In Ontario, the Liberals and Conservatives are fighting over 121 of the 338 seats in the House of Commons. In the last election, the Liberals took 80 seats and the Conservatives, 33. Unless the Conservatives can unseat a number of Liberals, especially in the Greater Toronto Area, they cannot hope to form a government.
The Conservatives are expected to take the lion's share of seats in Manitoba, Saskatchewan and Alberta, where the economy and the fate of pipelines have been burning issues.
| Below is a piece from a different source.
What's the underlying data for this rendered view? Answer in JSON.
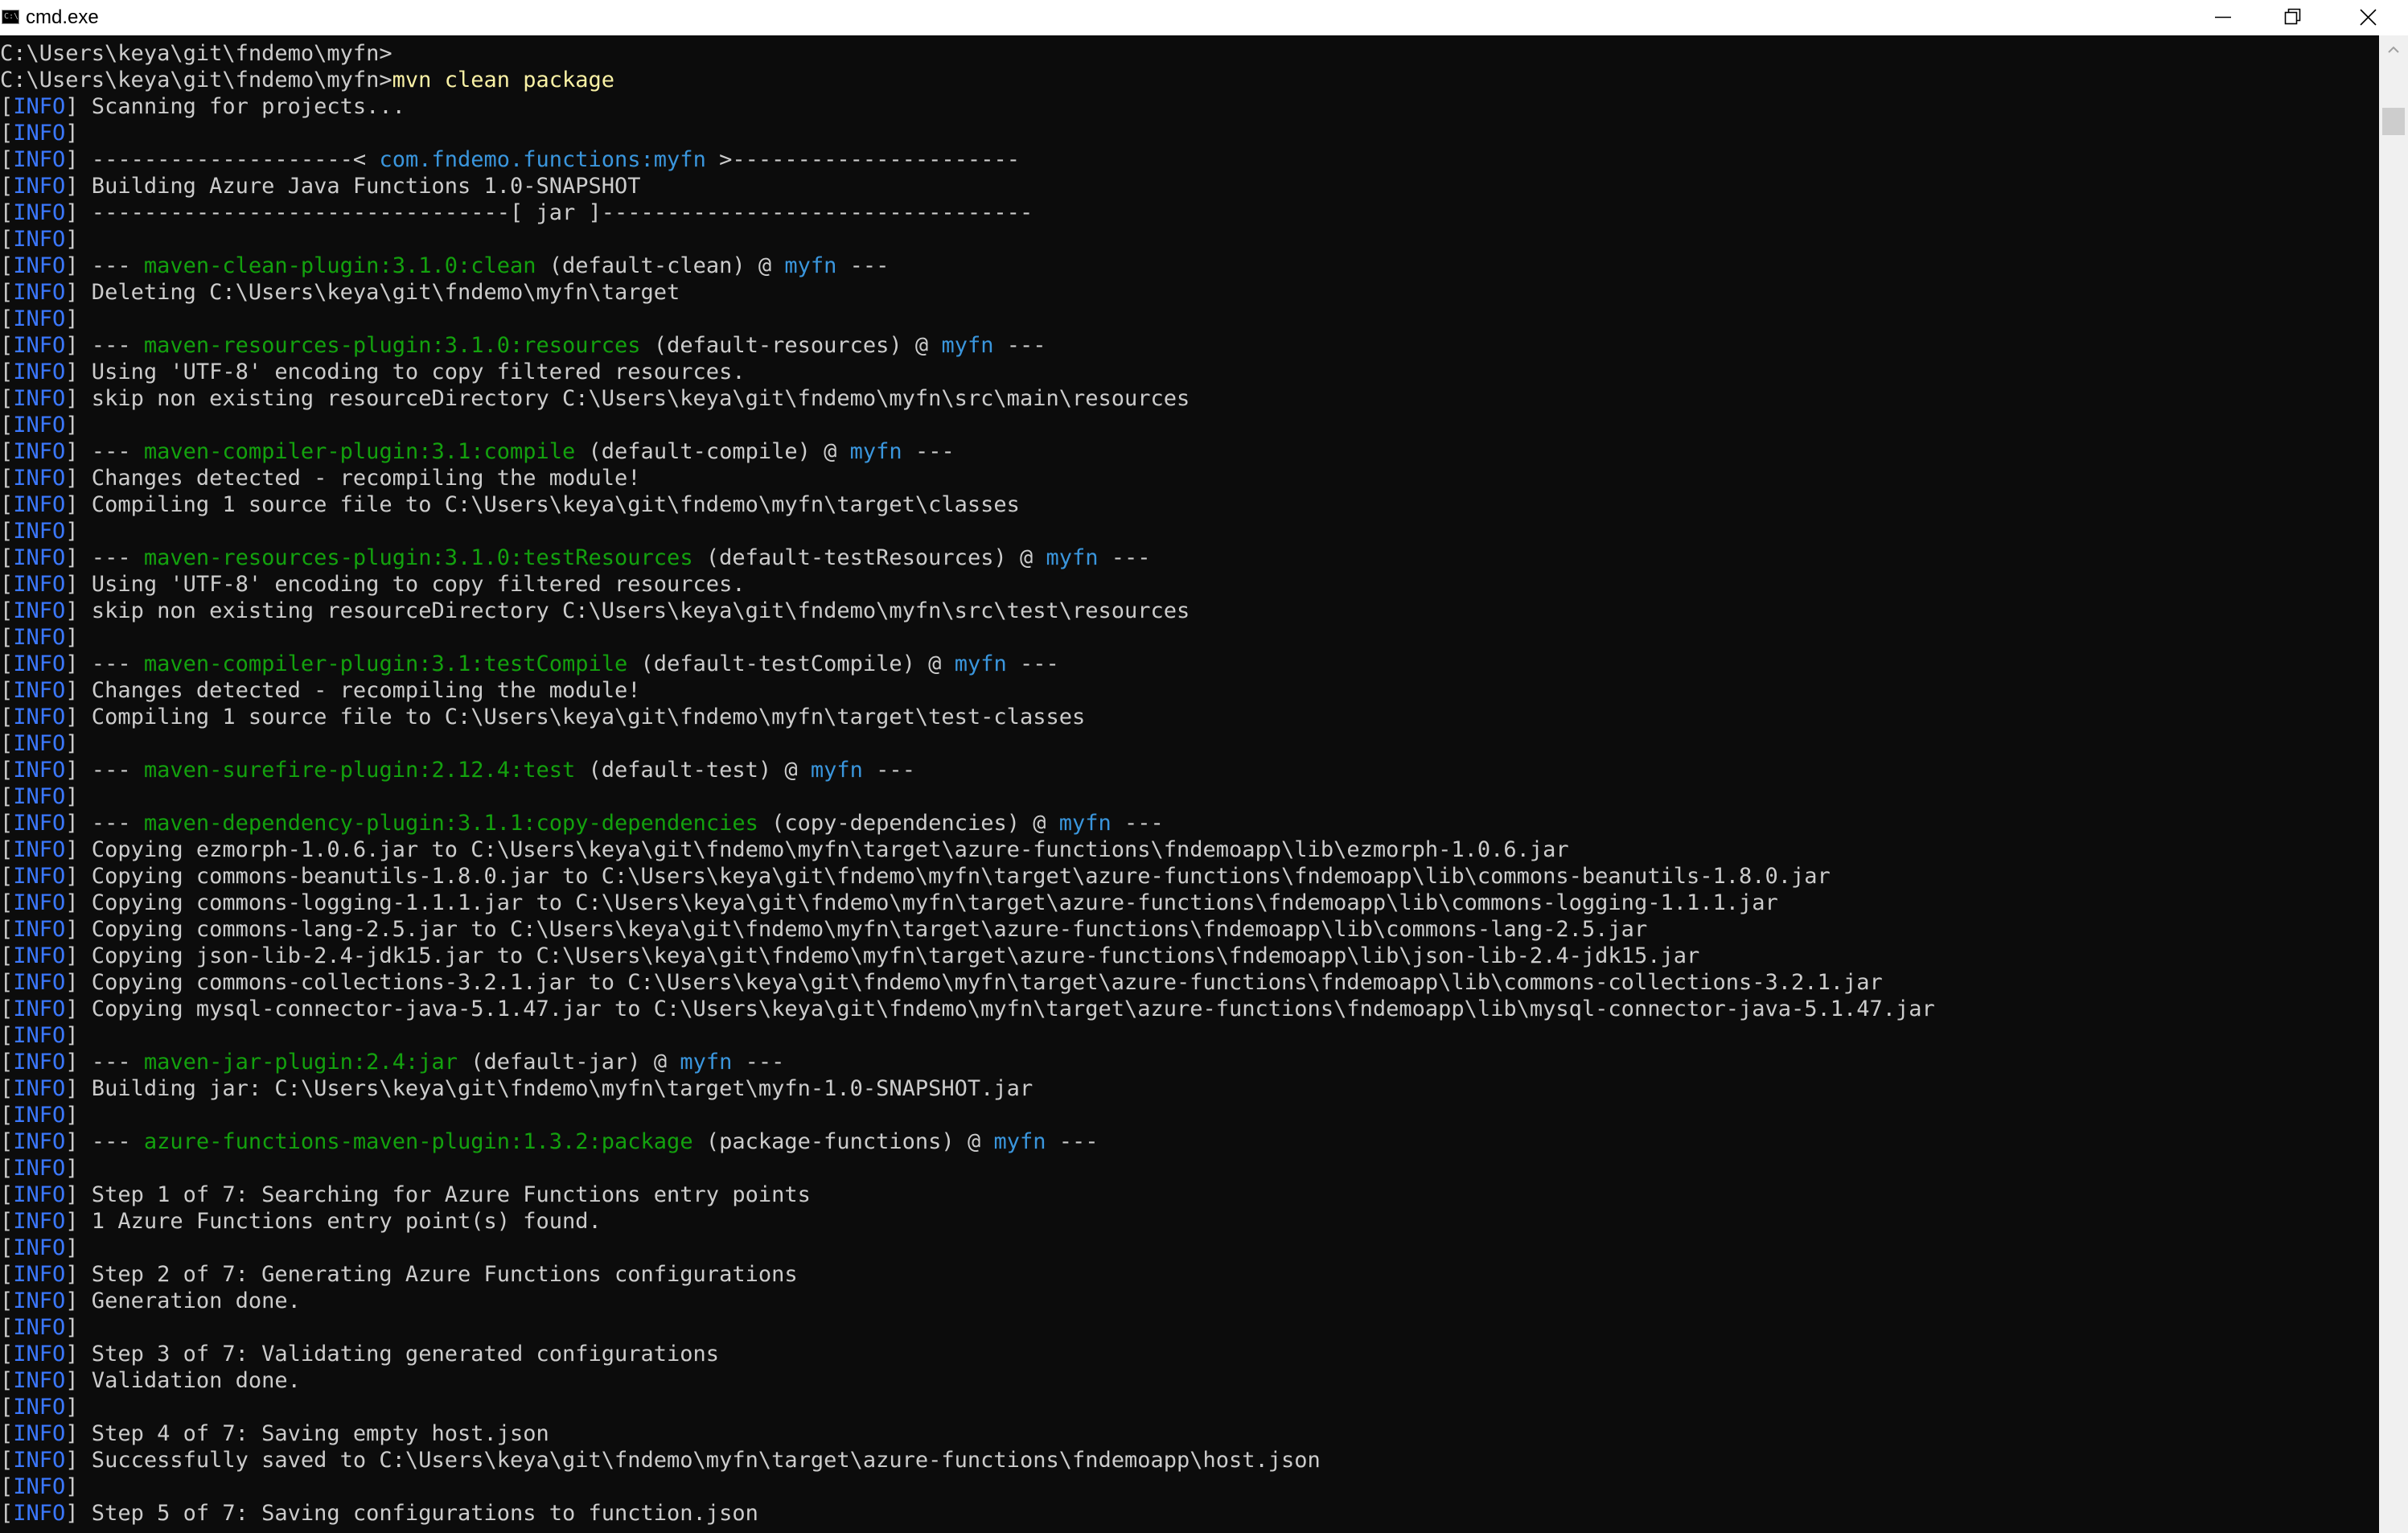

The Liberals and NDP held a handful of seats in 2015, but prominent Liberal Ralph Goodale faces a tough race in Regina Wascana, and the Liberals may be swept aside in Alberta.
In such a close race, results in British Columbia will be watched with more interest than usual.
"British Columbia might end up being particularly important, even decisive, come election night, which isn't typical," said David Moscrop, political scientist and postdoctoral fellow at the University of Ottawa.
If current projections from CBC's Poll Tracker hold, the province's 42 electoral districts may determine whether the Liberal Party or Conservative Party holds more leverage in a minority government scenario.
Changes to polling stations are rare
The reports of robocalls bring to mind the calls made in the 2011 election, when voters were redirected to the wrong polling stations, robbing some of the chance to vote.
Guelph, Ont., campaign worker for the Conservatives Michael Sona was charged after the incident and sentenced to nine months in jail.
In the highly unlikely event that your local polling station has changed, Elections Canada will tell local news media, which will pass the message on to you through social media and news broadcasts.
Staff will also be on hand at the old polling station to direct electors to the new location.
"It is very rare that we would move a polling station after we've sent the voter information cards. We move polling stations only in exceptional situations — for example, if there is a fire at the original polling station."
Because of weather-related issues, some electors in Manitoba will be able to vote by special ballot.
As a reminder, electors are forbidden from filming or taking pictures inside the voting place.
You cannot show, film or take a picture of a marked ballot — it is illegal because it violates the secrecy of the vote under the Canada Elections Act.
And, of course, you can only vote once.